Many disciplines, including philosophy, history, and sociology, have attempted to make sense of how science works. In this book, Paul Thagard examines scientific development from the interdisciplinary perspective of cognitive science. Cognitive science combines insights from researchers in many fields: philosophers analyze historical cases, psychologists carry out behavioral experiments, neuroscientists perform brain scans, and computer modelers write programs that simulate thought processes.
In Open Minds, Wolfgang Prinz offers the novel claim that agency and intentionality are first perceived and understood in others, and that it is only through practices and discourses of social mirroring that individuals come to apply these features to themselves and to shape their architectures for volition and cognition accordingly.
Although our physical abilities clearly decline as we age, cognitive decline in healthy old age is neither universal nor inevitable. In Nurturing the Older Brain and Mind, Pamela Greenwood and Raja Parasuraman show that scientific research does not support the popular notion of the inexorable and progressive effects of cognitive aging in all older adults.
Over the last three million years or so, our lineage has diverged sharply from those of our great ape relatives.

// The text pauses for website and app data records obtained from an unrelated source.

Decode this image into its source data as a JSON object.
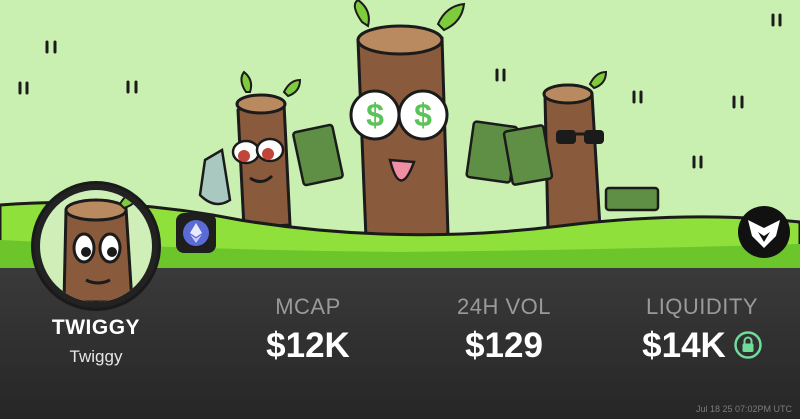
{
  "token": {
    "symbol": "TWIGGY",
    "name": "Twiggy"
  },
  "stats": {
    "mcap": {
      "label": "MCAP",
      "value": "$12K"
    },
    "volume": {
      "label": "24H VOL",
      "value": "$129"
    },
    "liquidity": {
      "label": "LIQUIDITY",
      "value": "$14K",
      "locked": true
    }
  },
  "timestamp": "Jul 18 25 07:02PM UTC",
  "chain_icon": "ethereum-icon",
  "brand_icon": "eagle-icon",
  "colors": {
    "sky": "#c9f0b0",
    "grass": "#8fe03a",
    "panel": "#2b2b2b",
    "label": "#9a9a9a",
    "value": "#ffffff",
    "lock": "#6fdc9a"
  }
}
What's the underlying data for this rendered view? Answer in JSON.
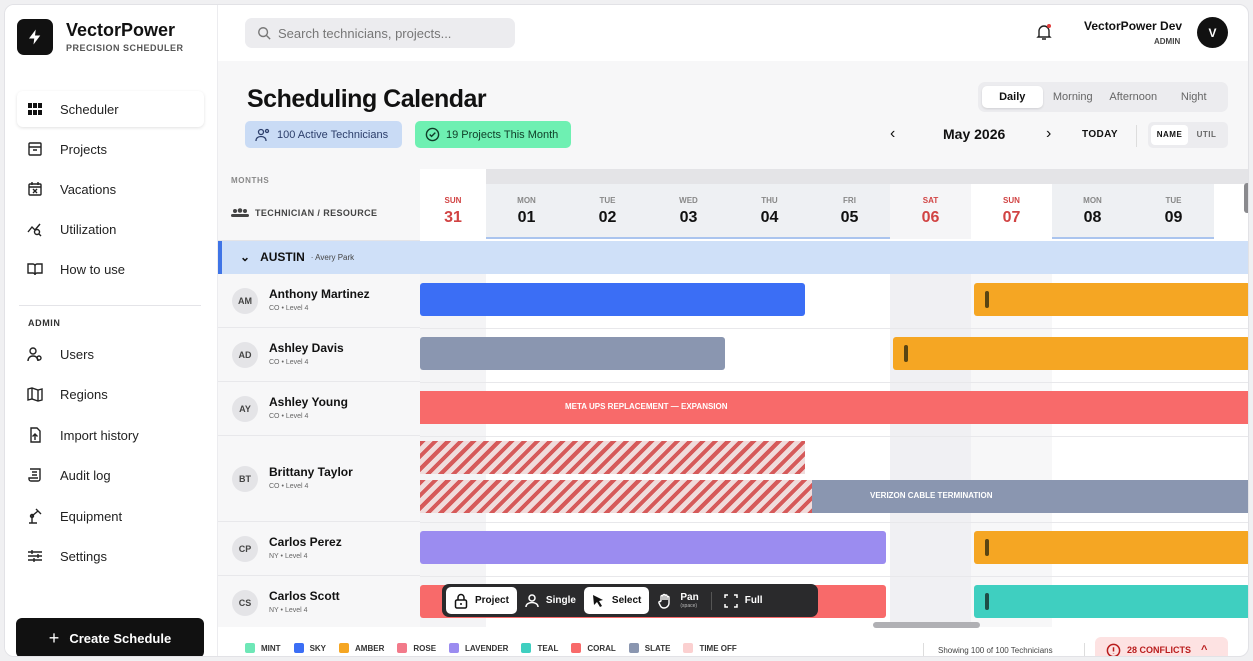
{
  "brand": {
    "title": "VectorPower",
    "subtitle": "PRECISION SCHEDULER"
  },
  "sidebar": {
    "items": [
      {
        "label": "Scheduler",
        "icon": "grid-icon",
        "active": true
      },
      {
        "label": "Projects",
        "icon": "archive-icon"
      },
      {
        "label": "Vacations",
        "icon": "calendar-x-icon"
      },
      {
        "label": "Utilization",
        "icon": "chart-search-icon"
      },
      {
        "label": "How to use",
        "icon": "book-icon"
      }
    ],
    "admin_label": "ADMIN",
    "admin_items": [
      {
        "label": "Users",
        "icon": "users-icon"
      },
      {
        "label": "Regions",
        "icon": "map-icon"
      },
      {
        "label": "Import history",
        "icon": "import-icon"
      },
      {
        "label": "Audit log",
        "icon": "scroll-icon"
      },
      {
        "label": "Equipment",
        "icon": "equipment-icon"
      },
      {
        "label": "Settings",
        "icon": "sliders-icon"
      }
    ],
    "create_label": "Create Schedule"
  },
  "topbar": {
    "search_placeholder": "Search technicians, projects...",
    "user_name": "VectorPower Dev",
    "user_role": "ADMIN",
    "avatar_letter": "V"
  },
  "page": {
    "title": "Scheduling Calendar",
    "shift_tabs": [
      "Daily",
      "Morning",
      "Afternoon",
      "Night"
    ],
    "active_shift": "Daily",
    "tech_chip": "100 Active Technicians",
    "project_chip": "19 Projects This Month",
    "prev": "‹",
    "month": "May 2026",
    "next": "›",
    "today": "TODAY",
    "view_name": "NAME",
    "view_util": "UTIL"
  },
  "grid": {
    "months_label": "MONTHS",
    "tech_header": "TECHNICIAN / RESOURCE",
    "days": [
      {
        "name": "SUN",
        "num": "31",
        "weekend": true
      },
      {
        "name": "MON",
        "num": "01",
        "weekend": false
      },
      {
        "name": "TUE",
        "num": "02",
        "weekend": false
      },
      {
        "name": "WED",
        "num": "03",
        "weekend": false
      },
      {
        "name": "THU",
        "num": "04",
        "weekend": false
      },
      {
        "name": "FRI",
        "num": "05",
        "weekend": false
      },
      {
        "name": "SAT",
        "num": "06",
        "weekend": true
      },
      {
        "name": "SUN",
        "num": "07",
        "weekend": true
      },
      {
        "name": "MON",
        "num": "08",
        "weekend": false
      },
      {
        "name": "TUE",
        "num": "09",
        "weekend": false
      }
    ],
    "region": {
      "name": "AUSTIN",
      "sub": "· Avery Park"
    },
    "technicians": [
      {
        "initials": "AM",
        "name": "Anthony Martinez",
        "sub": "CO • Level 4"
      },
      {
        "initials": "AD",
        "name": "Ashley Davis",
        "sub": "CO • Level 4"
      },
      {
        "initials": "AY",
        "name": "Ashley Young",
        "sub": "CO • Level 4"
      },
      {
        "initials": "BT",
        "name": "Brittany Taylor",
        "sub": "CO • Level 4"
      },
      {
        "initials": "CP",
        "name": "Carlos Perez",
        "sub": "NY • Level 4"
      },
      {
        "initials": "CS",
        "name": "Carlos Scott",
        "sub": "NY • Level 4"
      }
    ],
    "bar_labels": {
      "meta": "META UPS REPLACEMENT — EXPANSION",
      "verizon": "VERIZON CABLE TERMINATION"
    }
  },
  "toolbar": {
    "project": "Project",
    "single": "Single",
    "select": "Select",
    "pan": "Pan",
    "pan_hint": "(space)",
    "full": "Full"
  },
  "legend": [
    {
      "label": "MINT",
      "color": "#6ee7b7"
    },
    {
      "label": "SKY",
      "color": "#3b6ef5"
    },
    {
      "label": "AMBER",
      "color": "#f5a623"
    },
    {
      "label": "ROSE",
      "color": "#f27a8a"
    },
    {
      "label": "LAVENDER",
      "color": "#9b8cf0"
    },
    {
      "label": "TEAL",
      "color": "#3fcfc0"
    },
    {
      "label": "CORAL",
      "color": "#f86a6a"
    },
    {
      "label": "SLATE",
      "color": "#8a96b0"
    },
    {
      "label": "TIME OFF",
      "color": "#fbd0d0"
    }
  ],
  "footer": {
    "showing": "Showing 100 of 100 Technicians",
    "conflicts": "28 CONFLICTS",
    "conflict_chevron": "^"
  }
}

Change has been rapid (in evolutionary terms) and pervasive. Morphology, life history, social life, sexual behavior, and foraging patterns have all shifted sharply away from other great apes. No other great ape lineage--including those of chimpanzees and gorillas--seems to have undergone such a profound transformation.
Academic interest in the phenomenon of joint attention-- the capacity to attend to an object together with another creature--has increased rapidly over the past two decades. Yet it isn’t easy to spell out in detail what joint attention is, how it ought to be characterized, and what exactly its significance consists in. The writers for this volume address these and related questions by drawing on a variety of disciplines, including developmental and comparative psychology, philosophy of mind, and social neuroscience.
In Psychiatry in the Scientific Image, Dominic Murphy looks at psychiatry from the viewpoint of analytic philosophy of science, considering three issues: how we should conceive of, classify, and explain mental illness. If someone is said to have a mental illness, what about it is mental? What makes it an illness? How might we explain and classify it? A system of psychiatric classification settles these questions by distinguishing the mental illnesses and showing how they stand in relation to one another.
Consciousness is arguably the most important area within contemporary philosophy of mind and perhaps the most puzzling aspect of the world. Despite an explosion of research from philosophers, psychologists, and scientists, attempts to explain consciousness in neurophysiological, or even cognitive, terms are often met with great resistance.
Do animals have cognitive maps? Do they possess knowledge? Do they plan for the future? Do they understand that others have mental lives of their own? This volume provides a state-of-the-art assessment of animal cognition, with experts from psychology, neuroscience, philosophy, ecology, and evolutionary biology addressing these questions in an integrative fashion. It summarizes the latest research, identifies areas where consensus has been reached, and takes on current controversies.
The classical view of concepts in psychology was challenged in the 1970s when experimental evidence showed that concept categories are graded and thus cannot be represented adequately by classical sets. The possibility of using fuzzy set theory and fuzzy logic for representing and dealing with concepts was recognized initially but then virtually abandoned in the early 1980s. In this volume, leading researchers--both psychologists working on concepts and mathematicians working on fuzzy logic--reassess the usefulness of fuzzy logic for the psychology of concepts.
In making decisions, when should we go with our gut and when should we try to analyze every option? When should we use our intuition and when should we rely on logic and statistics? Most of us would probably agree that for important decisions, we should follow certain guidelines--gather as much information as possible, compare the options, pin down the goals before getting started. But in practice we make some of our best decisions by adapting to circumstances rather than blindly following procedures.